• Try it
For the entries below, how many lines contain the word "Detail"? Reply with the number and nothing else.

═══ Material for the task ═══

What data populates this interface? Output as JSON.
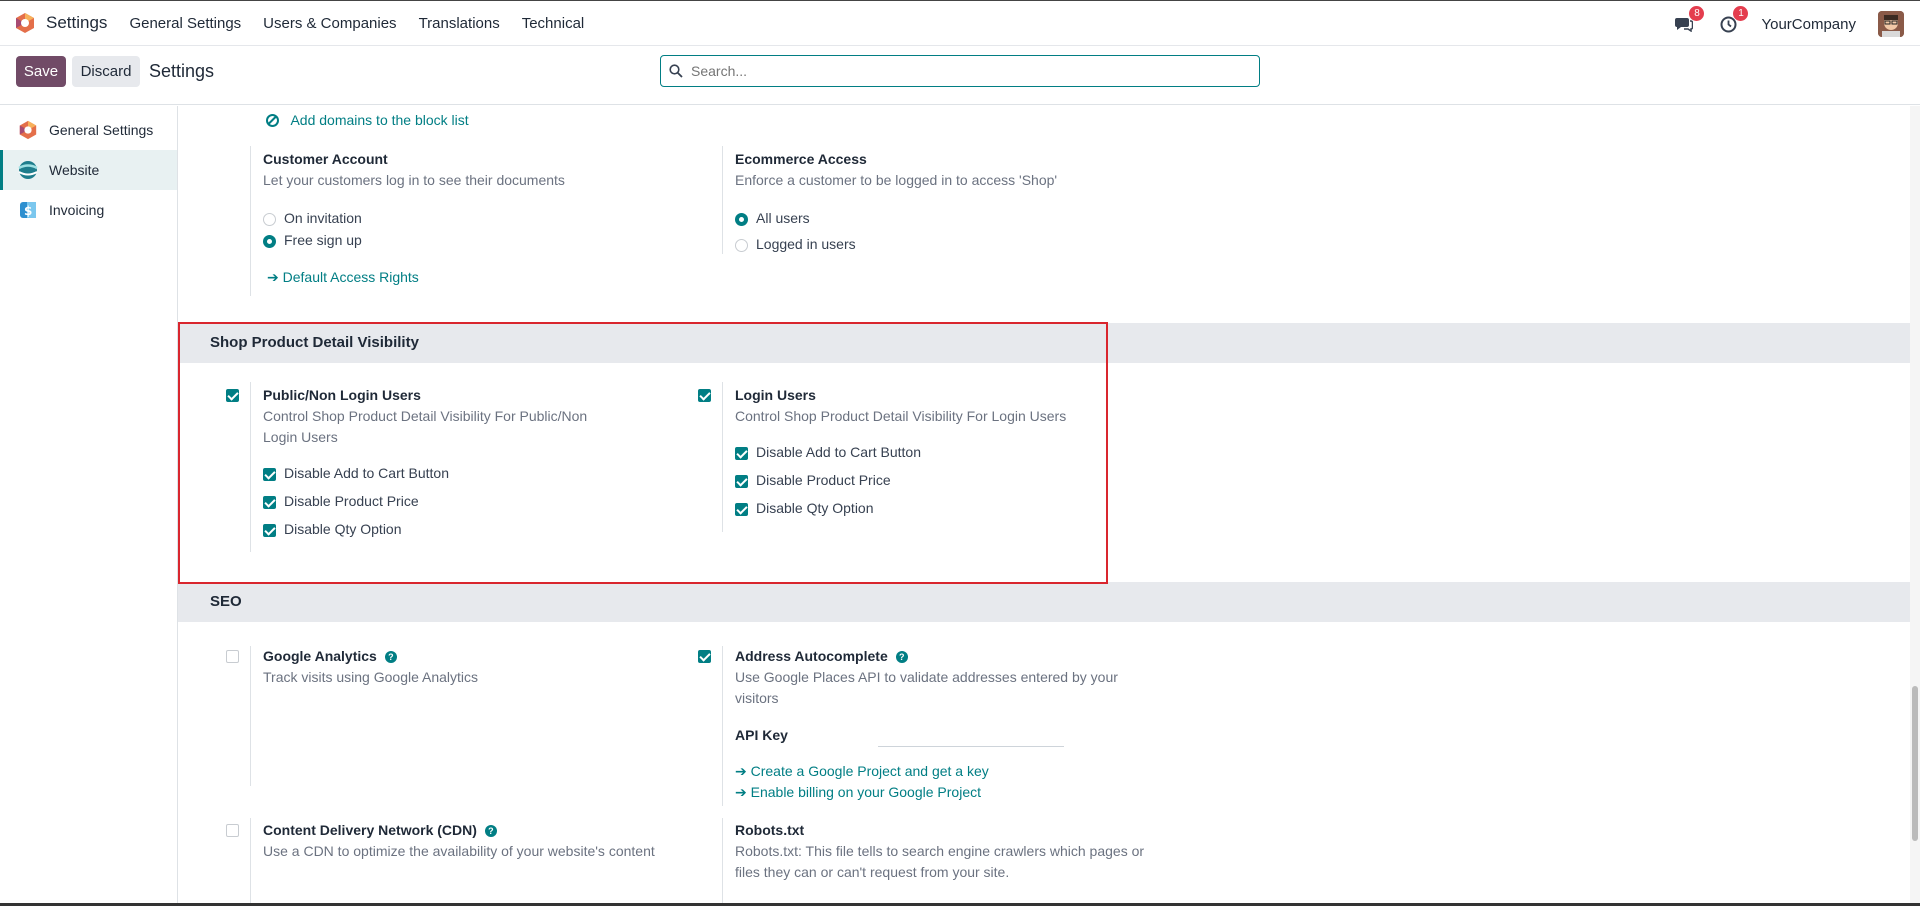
{
  "navbar": {
    "app_name": "Settings",
    "menu": [
      "General Settings",
      "Users & Companies",
      "Translations",
      "Technical"
    ],
    "messages_badge": "8",
    "activity_badge": "1",
    "company": "YourCompany"
  },
  "control": {
    "save_label": "Save",
    "discard_label": "Discard",
    "breadcrumb": "Settings",
    "search_placeholder": "Search..."
  },
  "sidebar": {
    "items": [
      {
        "label": "General Settings"
      },
      {
        "label": "Website"
      },
      {
        "label": "Invoicing"
      }
    ]
  },
  "top_block": {
    "block_list_link": "Add domains to the block list",
    "customer_account": {
      "title": "Customer Account",
      "desc": "Let your customers log in to see their documents",
      "options": [
        "On invitation",
        "Free sign up"
      ],
      "selected": "Free sign up",
      "link": "Default Access Rights"
    },
    "ecommerce_access": {
      "title": "Ecommerce Access",
      "desc": "Enforce a customer to be logged in to access 'Shop'",
      "options": [
        "All users",
        "Logged in users"
      ],
      "selected": "All users"
    }
  },
  "visibility": {
    "section_title": "Shop Product Detail Visibility",
    "public": {
      "title": "Public/Non Login Users",
      "desc": "Control Shop Product Detail Visibility For Public/Non Login Users",
      "checked": true,
      "options": [
        "Disable Add to Cart Button",
        "Disable Product Price",
        "Disable Qty Option"
      ]
    },
    "login": {
      "title": "Login Users",
      "desc": "Control Shop Product Detail Visibility For Login Users",
      "checked": true,
      "options": [
        "Disable Add to Cart Button",
        "Disable Product Price",
        "Disable Qty Option"
      ]
    }
  },
  "seo": {
    "section_title": "SEO",
    "google_analytics": {
      "title": "Google Analytics",
      "desc": "Track visits using Google Analytics",
      "checked": false
    },
    "address_autocomplete": {
      "title": "Address Autocomplete",
      "desc": "Use Google Places API to validate addresses entered by your visitors",
      "checked": true,
      "api_key_label": "API Key",
      "api_key_value": "",
      "link1": "Create a Google Project and get a key",
      "link2": "Enable billing on your Google Project"
    },
    "cdn": {
      "title": "Content Delivery Network (CDN)",
      "desc": "Use a CDN to optimize the availability of your website's content",
      "checked": false
    },
    "robots": {
      "title": "Robots.txt",
      "desc": "Robots.txt: This file tells to search engine crawlers which pages or files they can or can't request from your site."
    }
  },
  "colors": {
    "primary": "#714b67",
    "accent": "#017e84",
    "highlight_border": "#d9262e",
    "badge": "#e43d4e"
  }
}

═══

• Task solution
3